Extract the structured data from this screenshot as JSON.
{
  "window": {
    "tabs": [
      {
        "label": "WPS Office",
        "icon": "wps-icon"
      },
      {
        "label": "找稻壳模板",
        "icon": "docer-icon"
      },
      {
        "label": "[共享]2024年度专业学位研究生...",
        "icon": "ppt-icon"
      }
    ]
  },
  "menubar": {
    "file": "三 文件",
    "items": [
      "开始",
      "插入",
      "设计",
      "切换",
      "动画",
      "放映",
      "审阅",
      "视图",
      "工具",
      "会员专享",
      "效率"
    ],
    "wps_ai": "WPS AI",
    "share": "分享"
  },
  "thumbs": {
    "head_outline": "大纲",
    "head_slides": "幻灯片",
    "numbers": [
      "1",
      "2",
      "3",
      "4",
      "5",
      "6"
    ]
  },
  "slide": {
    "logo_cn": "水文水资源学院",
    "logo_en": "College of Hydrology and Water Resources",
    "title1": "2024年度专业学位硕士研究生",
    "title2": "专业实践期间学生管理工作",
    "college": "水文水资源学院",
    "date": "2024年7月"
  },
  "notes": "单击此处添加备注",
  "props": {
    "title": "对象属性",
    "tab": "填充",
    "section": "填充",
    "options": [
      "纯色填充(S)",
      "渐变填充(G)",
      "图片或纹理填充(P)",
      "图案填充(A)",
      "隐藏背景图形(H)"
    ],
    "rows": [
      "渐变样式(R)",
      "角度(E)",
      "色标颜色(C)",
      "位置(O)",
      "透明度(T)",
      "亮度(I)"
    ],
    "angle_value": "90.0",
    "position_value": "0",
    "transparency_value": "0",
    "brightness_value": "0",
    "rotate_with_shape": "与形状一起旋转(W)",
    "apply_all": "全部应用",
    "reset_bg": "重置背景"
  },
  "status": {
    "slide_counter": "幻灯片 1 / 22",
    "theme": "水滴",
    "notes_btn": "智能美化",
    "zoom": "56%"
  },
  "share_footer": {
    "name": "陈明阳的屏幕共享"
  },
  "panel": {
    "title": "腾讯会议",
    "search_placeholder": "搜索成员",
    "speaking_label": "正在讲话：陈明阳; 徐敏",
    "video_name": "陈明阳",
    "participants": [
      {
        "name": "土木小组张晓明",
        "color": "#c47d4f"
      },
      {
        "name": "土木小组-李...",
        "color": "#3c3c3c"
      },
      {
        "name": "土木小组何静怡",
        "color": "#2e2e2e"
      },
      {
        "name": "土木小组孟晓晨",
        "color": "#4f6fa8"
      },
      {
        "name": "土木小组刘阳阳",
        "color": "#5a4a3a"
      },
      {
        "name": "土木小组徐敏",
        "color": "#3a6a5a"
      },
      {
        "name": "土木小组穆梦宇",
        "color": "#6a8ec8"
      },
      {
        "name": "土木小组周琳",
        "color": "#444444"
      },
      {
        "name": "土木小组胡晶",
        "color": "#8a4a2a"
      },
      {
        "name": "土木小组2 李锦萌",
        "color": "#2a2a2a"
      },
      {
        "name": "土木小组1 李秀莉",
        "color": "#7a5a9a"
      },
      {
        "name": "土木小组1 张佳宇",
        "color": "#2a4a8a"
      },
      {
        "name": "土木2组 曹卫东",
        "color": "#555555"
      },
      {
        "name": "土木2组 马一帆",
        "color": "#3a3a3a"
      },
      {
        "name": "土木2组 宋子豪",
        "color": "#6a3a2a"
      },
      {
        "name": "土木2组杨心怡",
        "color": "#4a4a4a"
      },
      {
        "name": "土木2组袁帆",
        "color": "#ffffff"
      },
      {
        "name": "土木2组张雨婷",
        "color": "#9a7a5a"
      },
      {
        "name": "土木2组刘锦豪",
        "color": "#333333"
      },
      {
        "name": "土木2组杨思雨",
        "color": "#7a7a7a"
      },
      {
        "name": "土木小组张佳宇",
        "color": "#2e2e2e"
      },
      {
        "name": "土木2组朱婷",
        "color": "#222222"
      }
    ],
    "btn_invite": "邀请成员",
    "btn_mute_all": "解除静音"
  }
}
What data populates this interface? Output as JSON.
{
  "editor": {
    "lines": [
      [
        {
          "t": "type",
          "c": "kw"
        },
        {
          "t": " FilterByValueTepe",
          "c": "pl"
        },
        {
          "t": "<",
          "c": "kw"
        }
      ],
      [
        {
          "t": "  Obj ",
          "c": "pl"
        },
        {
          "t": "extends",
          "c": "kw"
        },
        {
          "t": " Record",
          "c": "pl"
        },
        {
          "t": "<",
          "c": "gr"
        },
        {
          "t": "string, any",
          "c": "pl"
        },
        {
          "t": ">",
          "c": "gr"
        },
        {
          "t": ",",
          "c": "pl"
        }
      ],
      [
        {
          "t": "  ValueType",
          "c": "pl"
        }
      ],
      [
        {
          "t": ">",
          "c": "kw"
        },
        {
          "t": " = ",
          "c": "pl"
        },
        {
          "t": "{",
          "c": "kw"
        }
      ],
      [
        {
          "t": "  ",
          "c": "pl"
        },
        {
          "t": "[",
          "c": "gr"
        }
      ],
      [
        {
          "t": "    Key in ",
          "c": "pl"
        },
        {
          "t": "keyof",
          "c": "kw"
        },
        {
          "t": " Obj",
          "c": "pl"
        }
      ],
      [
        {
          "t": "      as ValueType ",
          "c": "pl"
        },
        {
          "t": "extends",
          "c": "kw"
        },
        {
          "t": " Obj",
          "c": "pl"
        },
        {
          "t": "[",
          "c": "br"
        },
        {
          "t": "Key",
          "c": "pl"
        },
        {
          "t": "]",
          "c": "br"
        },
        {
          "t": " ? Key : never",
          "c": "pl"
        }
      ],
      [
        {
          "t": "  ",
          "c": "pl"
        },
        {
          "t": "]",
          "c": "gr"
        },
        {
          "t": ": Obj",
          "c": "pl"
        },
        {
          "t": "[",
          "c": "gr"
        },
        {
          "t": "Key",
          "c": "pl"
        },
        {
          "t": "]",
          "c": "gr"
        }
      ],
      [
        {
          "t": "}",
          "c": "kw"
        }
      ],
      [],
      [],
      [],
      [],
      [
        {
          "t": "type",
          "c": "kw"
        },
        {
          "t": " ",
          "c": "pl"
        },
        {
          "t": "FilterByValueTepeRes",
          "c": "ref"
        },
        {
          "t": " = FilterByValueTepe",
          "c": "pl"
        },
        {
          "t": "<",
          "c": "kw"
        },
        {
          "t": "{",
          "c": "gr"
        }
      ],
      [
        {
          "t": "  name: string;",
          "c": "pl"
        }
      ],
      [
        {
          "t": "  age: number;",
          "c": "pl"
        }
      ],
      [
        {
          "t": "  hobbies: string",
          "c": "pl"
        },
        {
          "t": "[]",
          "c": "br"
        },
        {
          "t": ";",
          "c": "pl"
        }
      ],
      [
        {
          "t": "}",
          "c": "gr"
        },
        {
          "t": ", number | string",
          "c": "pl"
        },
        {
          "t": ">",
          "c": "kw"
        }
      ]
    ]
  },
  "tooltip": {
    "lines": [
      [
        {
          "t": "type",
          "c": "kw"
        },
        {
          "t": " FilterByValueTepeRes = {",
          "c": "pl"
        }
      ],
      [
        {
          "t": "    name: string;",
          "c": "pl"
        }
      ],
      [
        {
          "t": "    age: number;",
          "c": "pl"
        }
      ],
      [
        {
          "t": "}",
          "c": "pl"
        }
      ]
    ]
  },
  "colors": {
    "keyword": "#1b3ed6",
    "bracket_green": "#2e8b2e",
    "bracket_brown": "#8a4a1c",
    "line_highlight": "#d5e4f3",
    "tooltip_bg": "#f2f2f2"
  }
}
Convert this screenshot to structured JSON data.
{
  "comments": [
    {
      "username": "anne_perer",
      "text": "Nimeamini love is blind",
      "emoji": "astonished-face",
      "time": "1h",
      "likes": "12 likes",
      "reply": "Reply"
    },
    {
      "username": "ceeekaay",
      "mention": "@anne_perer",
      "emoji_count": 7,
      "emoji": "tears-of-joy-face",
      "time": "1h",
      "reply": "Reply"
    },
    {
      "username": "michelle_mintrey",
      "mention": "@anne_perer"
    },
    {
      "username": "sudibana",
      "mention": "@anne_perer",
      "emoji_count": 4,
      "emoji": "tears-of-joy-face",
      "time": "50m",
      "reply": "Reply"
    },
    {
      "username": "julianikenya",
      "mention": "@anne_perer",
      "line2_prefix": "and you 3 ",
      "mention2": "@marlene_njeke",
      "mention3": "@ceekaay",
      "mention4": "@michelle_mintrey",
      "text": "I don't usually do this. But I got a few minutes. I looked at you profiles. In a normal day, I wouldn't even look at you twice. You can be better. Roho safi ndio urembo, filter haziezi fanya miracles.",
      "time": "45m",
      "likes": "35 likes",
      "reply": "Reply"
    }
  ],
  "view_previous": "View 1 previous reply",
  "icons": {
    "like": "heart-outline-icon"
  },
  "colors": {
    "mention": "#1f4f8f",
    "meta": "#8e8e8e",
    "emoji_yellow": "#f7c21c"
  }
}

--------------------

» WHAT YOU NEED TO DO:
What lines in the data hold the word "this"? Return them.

» TASK RESPONSE:
Extract the structured data from this screenshot as JSON.
What data populates this interface? Output as JSON.
Convert this screenshot to structured JSON data.
      "text": "I don't usually do this. But I got a few minutes. I looked at you profiles. In a normal day, I wouldn't even look at you twice. You can be better. Roho safi ndio urembo, filter haziezi fanya miracles.",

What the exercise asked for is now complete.